Whichever lines include the word "Hace", copy them as they appear in the data.

## The input:
▬▬▬▬▬▬▬▬▬▬
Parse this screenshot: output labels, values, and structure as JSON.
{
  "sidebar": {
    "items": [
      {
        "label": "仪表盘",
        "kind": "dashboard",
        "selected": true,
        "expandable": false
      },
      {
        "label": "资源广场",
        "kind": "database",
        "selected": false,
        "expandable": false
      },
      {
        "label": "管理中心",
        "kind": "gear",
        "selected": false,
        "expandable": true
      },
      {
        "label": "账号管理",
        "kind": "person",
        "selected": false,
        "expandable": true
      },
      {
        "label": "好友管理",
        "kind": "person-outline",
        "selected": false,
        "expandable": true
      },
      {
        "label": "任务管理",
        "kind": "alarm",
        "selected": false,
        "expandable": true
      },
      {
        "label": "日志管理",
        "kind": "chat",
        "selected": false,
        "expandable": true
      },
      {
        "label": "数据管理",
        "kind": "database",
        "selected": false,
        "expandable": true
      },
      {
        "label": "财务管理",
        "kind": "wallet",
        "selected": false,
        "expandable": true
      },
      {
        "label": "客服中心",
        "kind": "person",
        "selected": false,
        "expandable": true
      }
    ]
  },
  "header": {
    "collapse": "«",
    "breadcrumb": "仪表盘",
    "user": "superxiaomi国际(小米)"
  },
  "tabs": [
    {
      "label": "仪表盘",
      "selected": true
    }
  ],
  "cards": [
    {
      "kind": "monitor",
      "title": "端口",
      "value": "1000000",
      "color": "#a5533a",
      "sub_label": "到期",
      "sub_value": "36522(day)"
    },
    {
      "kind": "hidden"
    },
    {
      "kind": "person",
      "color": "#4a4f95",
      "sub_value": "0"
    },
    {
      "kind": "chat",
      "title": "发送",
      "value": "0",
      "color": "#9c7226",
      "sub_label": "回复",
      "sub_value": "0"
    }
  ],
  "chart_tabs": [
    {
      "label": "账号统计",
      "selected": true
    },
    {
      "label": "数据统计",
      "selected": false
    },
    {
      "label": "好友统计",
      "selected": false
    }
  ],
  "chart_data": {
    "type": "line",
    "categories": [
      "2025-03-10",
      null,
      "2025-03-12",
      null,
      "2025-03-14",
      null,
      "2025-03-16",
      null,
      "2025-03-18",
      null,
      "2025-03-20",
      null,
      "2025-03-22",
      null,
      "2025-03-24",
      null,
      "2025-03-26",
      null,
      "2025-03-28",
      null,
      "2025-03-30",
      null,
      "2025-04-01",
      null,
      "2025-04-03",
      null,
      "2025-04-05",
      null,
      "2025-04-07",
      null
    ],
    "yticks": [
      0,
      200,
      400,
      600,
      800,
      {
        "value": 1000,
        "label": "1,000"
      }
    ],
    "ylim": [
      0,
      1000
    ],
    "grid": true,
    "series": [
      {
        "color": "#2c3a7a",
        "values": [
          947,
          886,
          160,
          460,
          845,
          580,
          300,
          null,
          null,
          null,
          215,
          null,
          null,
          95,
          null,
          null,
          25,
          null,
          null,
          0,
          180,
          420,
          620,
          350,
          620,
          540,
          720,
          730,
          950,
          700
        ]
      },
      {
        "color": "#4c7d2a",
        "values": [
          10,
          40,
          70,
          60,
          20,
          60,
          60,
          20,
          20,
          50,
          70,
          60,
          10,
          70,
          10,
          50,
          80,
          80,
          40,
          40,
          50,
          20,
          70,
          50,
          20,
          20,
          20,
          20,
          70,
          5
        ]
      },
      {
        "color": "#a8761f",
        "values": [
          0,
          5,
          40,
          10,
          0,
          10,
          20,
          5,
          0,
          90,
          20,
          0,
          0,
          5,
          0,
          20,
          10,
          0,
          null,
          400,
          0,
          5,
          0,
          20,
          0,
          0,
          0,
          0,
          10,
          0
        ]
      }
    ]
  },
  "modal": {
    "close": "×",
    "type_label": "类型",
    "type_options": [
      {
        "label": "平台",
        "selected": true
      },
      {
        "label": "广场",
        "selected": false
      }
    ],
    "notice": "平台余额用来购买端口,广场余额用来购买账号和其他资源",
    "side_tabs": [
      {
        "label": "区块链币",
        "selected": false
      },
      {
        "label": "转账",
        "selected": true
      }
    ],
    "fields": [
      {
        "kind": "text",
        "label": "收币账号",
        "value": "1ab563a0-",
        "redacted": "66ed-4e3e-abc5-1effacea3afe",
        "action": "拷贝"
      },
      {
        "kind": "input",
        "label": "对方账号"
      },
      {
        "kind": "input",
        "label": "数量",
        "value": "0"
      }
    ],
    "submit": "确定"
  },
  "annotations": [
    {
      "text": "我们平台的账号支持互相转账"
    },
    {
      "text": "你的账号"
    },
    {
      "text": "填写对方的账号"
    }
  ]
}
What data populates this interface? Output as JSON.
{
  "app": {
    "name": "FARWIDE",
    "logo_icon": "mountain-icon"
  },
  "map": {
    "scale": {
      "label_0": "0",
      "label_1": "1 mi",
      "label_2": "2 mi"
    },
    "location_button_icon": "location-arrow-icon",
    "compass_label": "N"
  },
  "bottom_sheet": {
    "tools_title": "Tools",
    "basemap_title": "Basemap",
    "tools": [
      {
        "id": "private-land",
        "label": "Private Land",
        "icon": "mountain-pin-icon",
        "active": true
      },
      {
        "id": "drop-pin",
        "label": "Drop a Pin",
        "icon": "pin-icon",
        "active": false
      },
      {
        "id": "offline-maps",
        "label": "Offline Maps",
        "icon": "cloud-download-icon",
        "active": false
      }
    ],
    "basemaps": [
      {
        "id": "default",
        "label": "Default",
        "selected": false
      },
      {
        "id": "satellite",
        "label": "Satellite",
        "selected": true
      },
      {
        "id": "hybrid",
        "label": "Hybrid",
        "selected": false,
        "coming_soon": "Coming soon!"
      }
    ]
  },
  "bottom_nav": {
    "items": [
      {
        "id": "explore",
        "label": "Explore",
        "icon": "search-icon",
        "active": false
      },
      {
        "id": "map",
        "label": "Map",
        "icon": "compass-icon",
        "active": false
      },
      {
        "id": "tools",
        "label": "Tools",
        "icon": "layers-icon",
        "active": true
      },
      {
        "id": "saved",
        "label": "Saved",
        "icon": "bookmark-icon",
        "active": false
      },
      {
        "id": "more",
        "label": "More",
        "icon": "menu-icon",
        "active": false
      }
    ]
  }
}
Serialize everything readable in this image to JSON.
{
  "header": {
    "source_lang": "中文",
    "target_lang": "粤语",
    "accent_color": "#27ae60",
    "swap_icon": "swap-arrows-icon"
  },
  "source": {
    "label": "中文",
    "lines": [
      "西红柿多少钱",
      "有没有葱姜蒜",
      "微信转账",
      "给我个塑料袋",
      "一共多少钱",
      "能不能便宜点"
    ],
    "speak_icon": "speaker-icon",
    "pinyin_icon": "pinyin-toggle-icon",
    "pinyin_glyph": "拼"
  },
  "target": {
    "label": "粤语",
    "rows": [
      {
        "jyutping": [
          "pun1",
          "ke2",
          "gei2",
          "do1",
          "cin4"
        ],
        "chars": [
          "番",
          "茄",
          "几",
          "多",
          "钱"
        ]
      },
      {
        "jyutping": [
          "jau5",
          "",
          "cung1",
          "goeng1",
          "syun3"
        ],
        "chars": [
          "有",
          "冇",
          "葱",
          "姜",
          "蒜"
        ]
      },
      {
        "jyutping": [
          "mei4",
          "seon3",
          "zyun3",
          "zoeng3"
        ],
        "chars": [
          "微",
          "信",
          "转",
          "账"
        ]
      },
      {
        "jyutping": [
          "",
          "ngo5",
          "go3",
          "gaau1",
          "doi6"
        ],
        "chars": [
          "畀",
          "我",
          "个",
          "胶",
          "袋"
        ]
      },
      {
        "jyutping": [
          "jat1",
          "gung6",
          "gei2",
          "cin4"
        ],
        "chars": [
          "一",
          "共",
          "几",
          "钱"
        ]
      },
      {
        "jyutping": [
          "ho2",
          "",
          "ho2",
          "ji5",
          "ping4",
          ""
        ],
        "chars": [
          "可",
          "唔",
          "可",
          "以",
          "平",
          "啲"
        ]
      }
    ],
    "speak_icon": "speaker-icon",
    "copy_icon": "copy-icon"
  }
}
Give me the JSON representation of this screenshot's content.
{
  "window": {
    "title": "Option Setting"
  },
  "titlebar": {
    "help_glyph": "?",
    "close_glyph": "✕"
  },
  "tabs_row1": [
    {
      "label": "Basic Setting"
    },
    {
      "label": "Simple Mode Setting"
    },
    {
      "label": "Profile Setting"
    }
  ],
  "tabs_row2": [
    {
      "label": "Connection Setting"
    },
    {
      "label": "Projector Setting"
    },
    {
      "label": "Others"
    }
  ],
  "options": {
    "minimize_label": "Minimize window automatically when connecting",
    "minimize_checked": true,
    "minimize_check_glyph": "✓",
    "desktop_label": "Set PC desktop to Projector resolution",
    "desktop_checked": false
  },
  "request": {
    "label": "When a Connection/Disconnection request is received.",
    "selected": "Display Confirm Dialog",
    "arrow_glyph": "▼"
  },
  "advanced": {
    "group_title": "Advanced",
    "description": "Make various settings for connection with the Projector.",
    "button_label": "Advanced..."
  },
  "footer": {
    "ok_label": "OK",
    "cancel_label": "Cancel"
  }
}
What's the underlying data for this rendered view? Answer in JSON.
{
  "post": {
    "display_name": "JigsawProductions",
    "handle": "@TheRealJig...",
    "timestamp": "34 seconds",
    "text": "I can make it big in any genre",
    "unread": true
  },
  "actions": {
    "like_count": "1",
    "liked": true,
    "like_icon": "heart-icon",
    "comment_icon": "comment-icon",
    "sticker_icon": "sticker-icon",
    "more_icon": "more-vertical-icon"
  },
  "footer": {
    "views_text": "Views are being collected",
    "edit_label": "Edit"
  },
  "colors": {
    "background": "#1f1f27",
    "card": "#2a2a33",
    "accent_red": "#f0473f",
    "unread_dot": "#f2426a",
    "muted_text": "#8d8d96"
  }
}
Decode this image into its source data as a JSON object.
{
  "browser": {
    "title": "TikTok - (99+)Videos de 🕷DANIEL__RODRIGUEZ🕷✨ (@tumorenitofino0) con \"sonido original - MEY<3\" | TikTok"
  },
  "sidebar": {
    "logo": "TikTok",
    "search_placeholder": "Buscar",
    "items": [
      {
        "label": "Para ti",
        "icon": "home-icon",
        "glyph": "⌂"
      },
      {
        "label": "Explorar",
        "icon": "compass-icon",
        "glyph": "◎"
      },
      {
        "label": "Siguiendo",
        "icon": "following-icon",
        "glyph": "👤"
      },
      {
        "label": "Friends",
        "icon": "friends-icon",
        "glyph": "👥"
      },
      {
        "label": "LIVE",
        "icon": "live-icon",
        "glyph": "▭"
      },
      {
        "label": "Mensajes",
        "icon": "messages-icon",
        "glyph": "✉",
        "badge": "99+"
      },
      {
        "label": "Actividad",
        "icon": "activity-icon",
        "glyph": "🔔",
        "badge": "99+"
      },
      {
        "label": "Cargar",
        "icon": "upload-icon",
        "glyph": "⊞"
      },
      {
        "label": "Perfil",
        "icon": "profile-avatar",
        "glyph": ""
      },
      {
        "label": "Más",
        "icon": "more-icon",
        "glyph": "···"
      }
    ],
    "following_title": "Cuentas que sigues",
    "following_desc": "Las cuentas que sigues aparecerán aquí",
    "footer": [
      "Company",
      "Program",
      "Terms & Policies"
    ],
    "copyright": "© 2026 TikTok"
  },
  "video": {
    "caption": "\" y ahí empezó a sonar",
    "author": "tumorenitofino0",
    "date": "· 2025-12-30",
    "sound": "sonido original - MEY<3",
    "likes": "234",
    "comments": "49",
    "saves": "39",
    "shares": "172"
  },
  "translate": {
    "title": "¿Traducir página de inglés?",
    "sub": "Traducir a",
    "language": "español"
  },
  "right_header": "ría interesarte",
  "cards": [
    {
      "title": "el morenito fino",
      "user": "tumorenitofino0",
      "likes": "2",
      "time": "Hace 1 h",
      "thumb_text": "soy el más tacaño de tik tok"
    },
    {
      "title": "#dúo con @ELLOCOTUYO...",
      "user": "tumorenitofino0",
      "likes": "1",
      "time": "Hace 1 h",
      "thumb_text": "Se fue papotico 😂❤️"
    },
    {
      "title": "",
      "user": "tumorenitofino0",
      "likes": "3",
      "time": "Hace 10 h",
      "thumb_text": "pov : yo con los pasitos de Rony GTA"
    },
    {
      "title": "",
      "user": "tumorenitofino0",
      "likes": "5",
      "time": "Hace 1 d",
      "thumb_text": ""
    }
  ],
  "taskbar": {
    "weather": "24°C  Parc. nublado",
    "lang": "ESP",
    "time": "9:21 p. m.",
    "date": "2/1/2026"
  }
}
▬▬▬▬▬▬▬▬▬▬
## Written response:
      "time": "Hace 1 h",
      "time": "Hace 1 h",
      "time": "Hace 10 h",
      "time": "Hace 1 d",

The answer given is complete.